The European Commission has given the go-ahead for Western Digital to acquire former rival SanDisk, following the announcement of the deal back in October last year.
Western Digital agreed to pay $19 billion
for SanDisk back in October, agreeing to an interesting stock-cash split which varied depending on the company's incoming investment deal with China's Unisplendour Coporation completing ahead of time. At the time, Western Digital's chief executive Steve Milligan stated that the acquisition 'aligns with our long-term strategy to be an innovative leader in the storage industry by providing compelling, high-quality products with leading technology
' and confirmed that the company would honour SanDisk's joint venture project with Toshiba.
The combination of Western Digital and SanDisk, though, would create a massive business, meaning that regulatory officials had to give their approval before the acquisition could go ahead. The European Commission has now confirmed the result of its investigation under the EU Merger Regulation, following concerns that the combined company could prove anticompetitive: there's little risk, and the deal can go ahead.
'The Commission therefore assessed the effects of the transaction on competition in this area. The Commission found that, despite the merged entity's relatively high combined market share, the transaction does not raise competition concerns,
' its conclusion

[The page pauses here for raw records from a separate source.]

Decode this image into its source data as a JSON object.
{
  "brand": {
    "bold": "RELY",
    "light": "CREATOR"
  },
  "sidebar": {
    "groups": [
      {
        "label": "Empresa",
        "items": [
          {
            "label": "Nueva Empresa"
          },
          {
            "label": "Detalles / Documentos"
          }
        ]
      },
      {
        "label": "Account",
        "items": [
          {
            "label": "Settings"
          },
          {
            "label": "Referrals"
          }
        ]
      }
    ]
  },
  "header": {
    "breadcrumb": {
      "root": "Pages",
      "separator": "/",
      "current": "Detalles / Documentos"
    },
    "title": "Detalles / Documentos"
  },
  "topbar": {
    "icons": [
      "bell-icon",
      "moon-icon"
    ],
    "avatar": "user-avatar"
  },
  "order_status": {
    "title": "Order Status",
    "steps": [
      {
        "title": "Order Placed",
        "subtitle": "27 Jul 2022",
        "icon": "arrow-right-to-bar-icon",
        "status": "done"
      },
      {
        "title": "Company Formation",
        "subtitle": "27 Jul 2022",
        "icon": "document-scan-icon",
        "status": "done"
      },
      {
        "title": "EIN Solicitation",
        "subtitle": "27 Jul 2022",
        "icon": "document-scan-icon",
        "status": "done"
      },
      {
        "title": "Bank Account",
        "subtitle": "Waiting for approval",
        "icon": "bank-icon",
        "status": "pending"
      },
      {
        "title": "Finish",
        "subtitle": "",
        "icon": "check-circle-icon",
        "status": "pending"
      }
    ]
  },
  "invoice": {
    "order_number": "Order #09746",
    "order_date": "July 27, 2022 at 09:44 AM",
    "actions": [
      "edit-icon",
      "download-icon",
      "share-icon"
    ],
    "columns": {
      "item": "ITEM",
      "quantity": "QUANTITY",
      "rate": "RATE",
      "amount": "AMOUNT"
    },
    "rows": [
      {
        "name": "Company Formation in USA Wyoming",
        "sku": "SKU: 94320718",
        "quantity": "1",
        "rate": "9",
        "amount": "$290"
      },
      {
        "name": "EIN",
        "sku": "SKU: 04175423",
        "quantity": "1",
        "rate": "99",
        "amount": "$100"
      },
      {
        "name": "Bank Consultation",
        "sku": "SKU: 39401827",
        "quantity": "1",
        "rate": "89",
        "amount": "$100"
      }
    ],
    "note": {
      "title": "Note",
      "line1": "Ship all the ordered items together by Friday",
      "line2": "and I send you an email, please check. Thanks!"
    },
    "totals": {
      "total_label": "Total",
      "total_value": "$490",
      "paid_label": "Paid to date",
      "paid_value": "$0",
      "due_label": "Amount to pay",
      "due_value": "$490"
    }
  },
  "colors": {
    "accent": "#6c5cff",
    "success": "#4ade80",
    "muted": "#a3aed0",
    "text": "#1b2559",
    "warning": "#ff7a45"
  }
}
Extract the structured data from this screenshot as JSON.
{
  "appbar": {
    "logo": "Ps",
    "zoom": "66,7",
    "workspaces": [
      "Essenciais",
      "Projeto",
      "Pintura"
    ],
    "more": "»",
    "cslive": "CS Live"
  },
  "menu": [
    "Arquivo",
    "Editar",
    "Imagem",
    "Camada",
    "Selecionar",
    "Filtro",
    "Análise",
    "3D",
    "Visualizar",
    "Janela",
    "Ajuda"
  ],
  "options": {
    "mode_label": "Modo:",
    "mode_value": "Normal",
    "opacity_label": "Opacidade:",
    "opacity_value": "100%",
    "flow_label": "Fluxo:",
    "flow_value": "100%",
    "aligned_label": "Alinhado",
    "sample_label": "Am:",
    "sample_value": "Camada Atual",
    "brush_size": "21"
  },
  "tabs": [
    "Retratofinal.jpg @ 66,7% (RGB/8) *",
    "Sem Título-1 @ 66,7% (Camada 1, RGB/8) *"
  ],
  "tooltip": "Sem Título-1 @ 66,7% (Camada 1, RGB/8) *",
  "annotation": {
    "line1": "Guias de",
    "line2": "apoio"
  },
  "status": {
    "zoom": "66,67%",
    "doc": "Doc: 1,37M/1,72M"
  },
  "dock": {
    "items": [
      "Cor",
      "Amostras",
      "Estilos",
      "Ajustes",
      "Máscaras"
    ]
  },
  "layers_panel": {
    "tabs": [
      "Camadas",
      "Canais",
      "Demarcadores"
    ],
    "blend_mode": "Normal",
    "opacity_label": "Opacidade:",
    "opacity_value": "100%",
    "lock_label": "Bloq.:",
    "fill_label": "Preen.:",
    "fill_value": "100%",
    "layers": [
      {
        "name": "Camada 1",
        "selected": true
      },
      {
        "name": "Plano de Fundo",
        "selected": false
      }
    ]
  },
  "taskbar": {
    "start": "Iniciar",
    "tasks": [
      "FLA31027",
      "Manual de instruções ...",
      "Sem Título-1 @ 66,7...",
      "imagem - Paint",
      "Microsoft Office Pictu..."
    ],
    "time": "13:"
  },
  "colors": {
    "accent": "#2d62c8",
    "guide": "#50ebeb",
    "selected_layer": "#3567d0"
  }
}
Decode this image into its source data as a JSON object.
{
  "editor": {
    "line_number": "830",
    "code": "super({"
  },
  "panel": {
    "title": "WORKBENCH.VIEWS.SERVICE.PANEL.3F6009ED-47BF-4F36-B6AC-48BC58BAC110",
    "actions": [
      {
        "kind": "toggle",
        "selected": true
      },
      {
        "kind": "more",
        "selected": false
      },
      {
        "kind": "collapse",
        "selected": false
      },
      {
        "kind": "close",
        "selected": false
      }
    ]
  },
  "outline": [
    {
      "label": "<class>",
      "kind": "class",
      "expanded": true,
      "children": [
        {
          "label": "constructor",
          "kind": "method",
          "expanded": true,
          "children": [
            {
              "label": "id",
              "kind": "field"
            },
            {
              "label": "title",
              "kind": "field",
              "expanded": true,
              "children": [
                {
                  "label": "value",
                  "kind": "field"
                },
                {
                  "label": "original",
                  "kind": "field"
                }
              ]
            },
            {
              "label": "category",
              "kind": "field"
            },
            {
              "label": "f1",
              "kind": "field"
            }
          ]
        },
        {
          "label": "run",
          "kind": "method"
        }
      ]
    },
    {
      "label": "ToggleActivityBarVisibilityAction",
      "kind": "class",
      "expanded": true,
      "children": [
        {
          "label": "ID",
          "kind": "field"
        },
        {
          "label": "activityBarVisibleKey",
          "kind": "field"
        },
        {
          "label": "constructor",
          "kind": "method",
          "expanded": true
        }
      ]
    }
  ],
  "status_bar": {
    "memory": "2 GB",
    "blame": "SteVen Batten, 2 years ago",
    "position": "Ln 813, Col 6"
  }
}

reads in part. 'In particular, strong and established players such as Intel, Toshiba, Micron and Samsung are active on the market and will continue to exert competitive pressure on the merged entity.
For Western Digital, the acquisition will give the company presence in the flash storage arena - an area which it has traditionally ignored in favour of its core competency of spinning-rust storage.